The City of Toronto is now accepting applications for its PollinateTO Grants. Grants of up to $5,000 are available to support community-led initiatives that result in the creation or expansion of pollinator habitat on public and private lands in Toronto. A priority will be placed on funding projects in Toronto’s Neighbourhood Improvement Areas.
Projects eligible for funding include those that create new pollinator habitat in green spaces, such as schoolyards and parks, and those that expand existing gardens with pollinator-friendly plants. Projects to create pollinator pathways (multiple gardens on a residential street) are also eligible for funding. Projects must be visible to the public and educate and/or engage the community in some way.

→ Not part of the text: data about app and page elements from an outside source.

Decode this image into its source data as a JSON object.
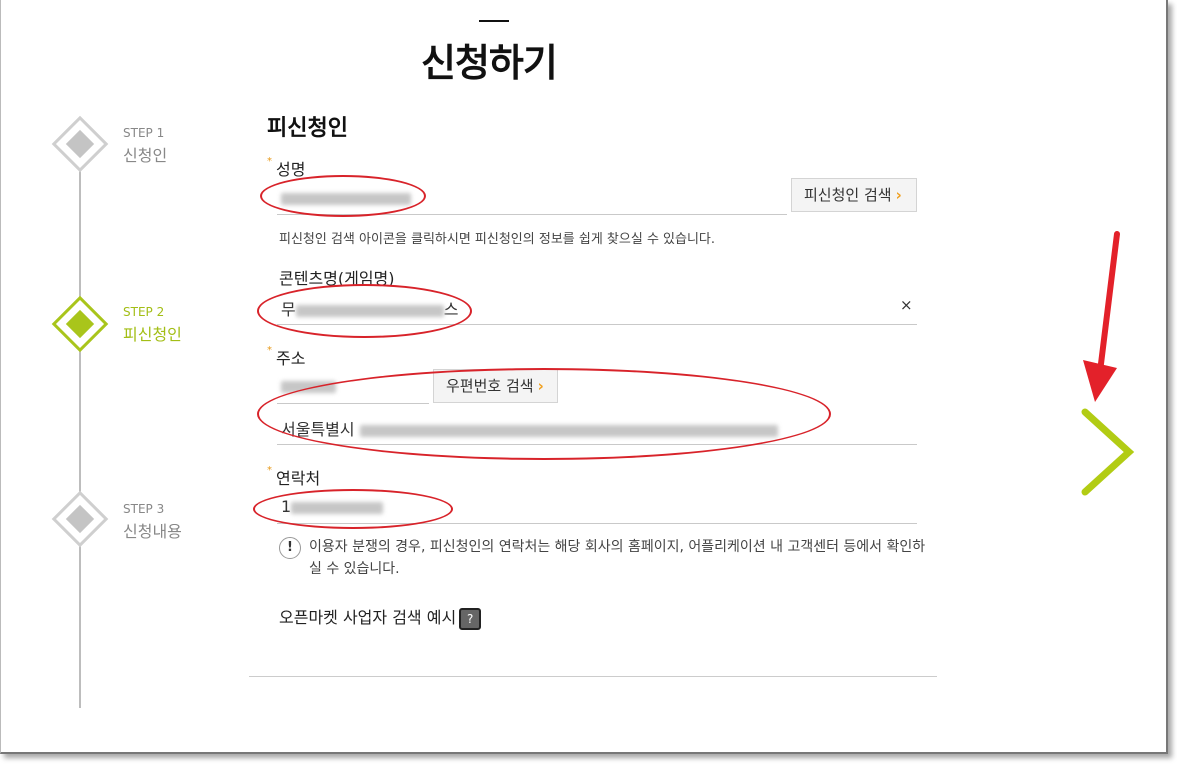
{
  "page": {
    "title": "신청하기"
  },
  "steps": [
    {
      "num": "STEP 1",
      "label": "신청인",
      "active": false
    },
    {
      "num": "STEP 2",
      "label": "피신청인",
      "active": true
    },
    {
      "num": "STEP 3",
      "label": "신청내용",
      "active": false
    }
  ],
  "form": {
    "section_title": "피신청인",
    "name": {
      "label": "성명",
      "search_button": "피신청인 검색",
      "hint": "피신청인 검색 아이콘을 클릭하시면 피신청인의 정보를 쉽게 찾으실 수 있습니다."
    },
    "content": {
      "label": "콘텐츠명(게임명)",
      "value_prefix": "무",
      "value_suffix": "스",
      "clear": "×"
    },
    "address": {
      "label": "주소",
      "postcode_button": "우편번호 검색",
      "value_prefix": "서울특별시"
    },
    "contact": {
      "label": "연락처",
      "value_prefix": "1"
    },
    "notice": {
      "icon": "!",
      "text": "이용자 분쟁의 경우, 피신청인의 연락처는 해당 회사의 홈페이지, 어플리케이션 내 고객센터 등에서 확인하실 수 있습니다."
    },
    "example": {
      "label": "오픈마켓 사업자 검색 예시",
      "icon": "?"
    }
  },
  "colors": {
    "accent": "#a9c51b",
    "annotation": "#d8232a",
    "required": "#e89a1a"
  },
  "icons": {
    "next": "chevron-right-icon",
    "pointer": "red-arrow-icon"
  }
}
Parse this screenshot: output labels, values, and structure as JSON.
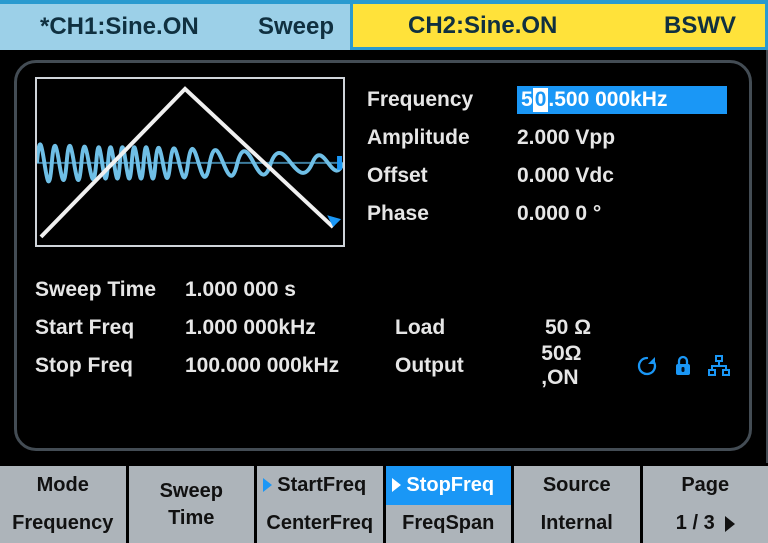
{
  "header": {
    "ch1_label": "*CH1:Sine.ON",
    "ch1_mode": "Sweep",
    "ch2_label": "CH2:Sine.ON",
    "right_tag": "BSWV"
  },
  "params": {
    "frequency_label": "Frequency",
    "frequency_prefix": "5",
    "frequency_cursor_digit": "0",
    "frequency_suffix": ".500 000kHz",
    "amplitude_label": "Amplitude",
    "amplitude_value": "2.000 Vpp",
    "offset_label": "Offset",
    "offset_value": "0.000 Vdc",
    "phase_label": "Phase",
    "phase_value": "0.000 0 °"
  },
  "sweep": {
    "sweep_time_label": "Sweep Time",
    "sweep_time_value": "1.000 000 s",
    "start_freq_label": "Start Freq",
    "start_freq_value": "1.000 000kHz",
    "stop_freq_label": "Stop Freq",
    "stop_freq_value": "100.000 000kHz"
  },
  "output": {
    "load_label": "Load",
    "load_value": "50 Ω",
    "output_label": "Output",
    "output_value": "50Ω ,ON"
  },
  "icons": {
    "refresh": "refresh-icon",
    "lock": "lock-icon",
    "network": "network-icon"
  },
  "softkeys": [
    {
      "top": "Mode",
      "bottom": "Frequency",
      "top_marker": false,
      "bottom_selected": false
    },
    {
      "top": "Sweep",
      "bottom": "Time",
      "top_marker": false,
      "bottom_selected": false,
      "merged": true
    },
    {
      "top": "StartFreq",
      "bottom": "CenterFreq",
      "top_marker": true,
      "bottom_selected": false
    },
    {
      "top": "StopFreq",
      "bottom": "FreqSpan",
      "top_marker": true,
      "bottom_selected": false,
      "top_selected": true
    },
    {
      "top": "Source",
      "bottom": "Internal",
      "top_marker": false,
      "bottom_selected": false
    },
    {
      "top": "Page",
      "bottom": "1 / 3",
      "top_marker": false,
      "bottom_selected": false,
      "arrow": true
    }
  ],
  "colors": {
    "accent": "#1a97f6",
    "header_bg": "#9cd0e8",
    "ch2_bg": "#ffe23a",
    "wave": "#6fbfe6"
  }
}
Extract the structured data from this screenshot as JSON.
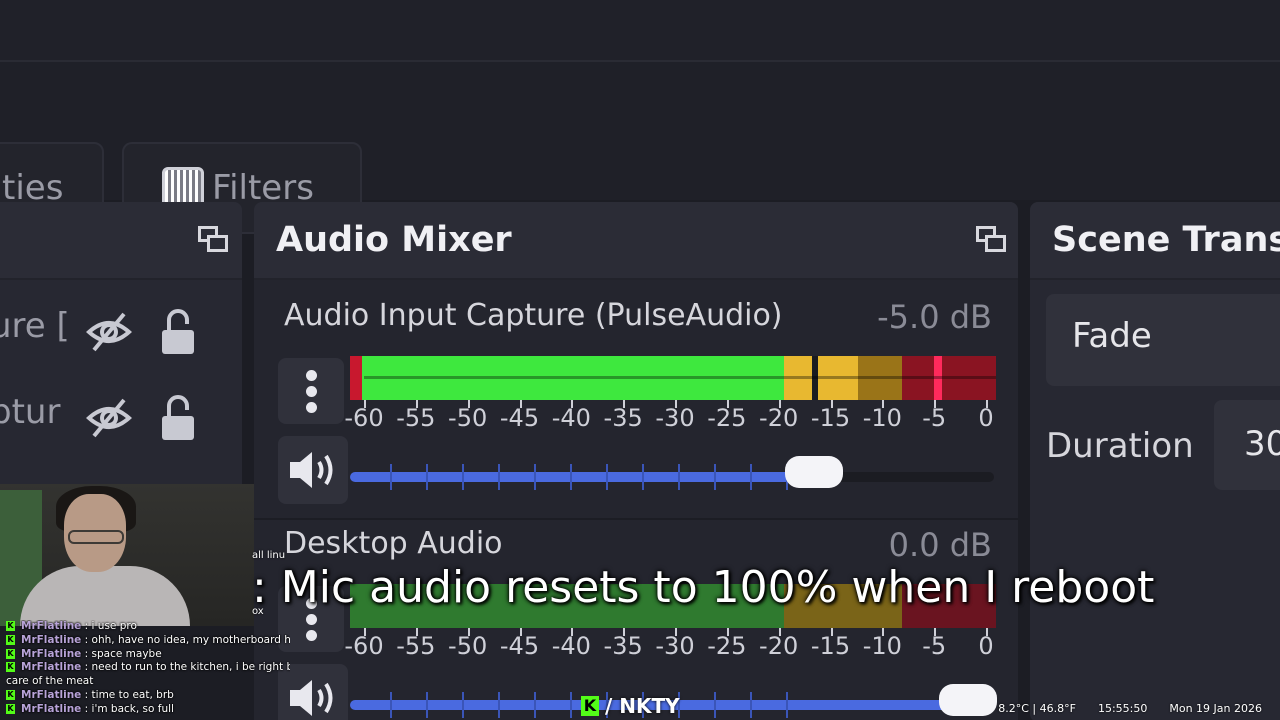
{
  "tabs": {
    "properties_label": "ties",
    "filters_label": "Filters"
  },
  "sources_dock": {
    "rows": [
      {
        "label": "ure ["
      },
      {
        "label": "ptur"
      }
    ]
  },
  "mixer": {
    "title": "Audio Mixer",
    "scale_labels": [
      "-60",
      "-55",
      "-50",
      "-45",
      "-40",
      "-35",
      "-30",
      "-25",
      "-20",
      "-15",
      "-10",
      "-5",
      "0"
    ],
    "channels": [
      {
        "name": "Audio Input Capture (PulseAudio)",
        "db": "-5.0 dB",
        "volume_fraction": 0.72
      },
      {
        "name": "Desktop Audio",
        "db": "0.0 dB",
        "volume_fraction": 0.96
      }
    ]
  },
  "transitions": {
    "title": "Scene Transi",
    "selected": "Fade",
    "duration_label": "Duration",
    "duration_value": "30"
  },
  "chat": {
    "lines": [
      {
        "user": "MrFlatline",
        "text": ": i use pro"
      },
      {
        "user": "MrFlatline",
        "text": ": ohh, have no idea, my motherboard has"
      },
      {
        "user": "MrFlatline",
        "text": ": space maybe"
      },
      {
        "user": "MrFlatline",
        "text": ": need to run to the kitchen, i be right ba"
      },
      {
        "user": "",
        "text": "care of the meat"
      },
      {
        "user": "MrFlatline",
        "text": ": time to eat, brb"
      },
      {
        "user": "MrFlatline",
        "text": ": i'm back, so full"
      }
    ],
    "stub_1": "all linu",
    "stub_2": "ox"
  },
  "caption": ": Mic audio resets to 100% when I reboot",
  "brand": {
    "letter": "K",
    "text": "/ NKTY"
  },
  "status": {
    "weather": "8.2°C | 46.8°F",
    "time": "15:55:50",
    "date": "Mon 19 Jan 2026"
  },
  "colors": {
    "meter_green": "#3ee83e",
    "meter_yellow": "#e8b830",
    "meter_red": "#c8182e",
    "slider_blue": "#4a6ae0",
    "kick_green": "#53fc18"
  }
}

Community groups, not-for-profit organizations, student groups, parent councils, Indigenous groups and other resident-led groups are encouraged to apply.
Launched in 2019, the grants are a component of the City’s Pollinator Protection Strategy, adopted by City Council in 2018 to support the more than 360 species of bees and more than 100 species of butterflies and other pollinators found in Toronto. Many species are in decline due to habitat loss, climate change and other stressors.
To date, 68 community-led projects have received funding, including 14 located in Neighbourhood Improvement Areas, resulting in almost 200 gardens (approximately 20,000 square metres of pollinator habitat).
The deadline to apply is Monday, November 1, 2021.
More information is available at https://www.toronto.ca/pollinateTO
“Pollinators are an important part of a sustainable, resilient city and the habitat created through the grants will help to ensure they survive and thrive in Toronto. I encourage residents and community groups to apply for a PollinateTO grant and create gardens for pollinators across our city.”
– Mayor John Tory
“In addition to creating habitat for pollinators, the gardens created through the grants will help to enhance biodiversity, beautify our neighbourhoods and make our city more resilient.”
- Councillor Jennifer McKelvie (Scarborough-Rouge Park), Chair of Parks and Environment Committee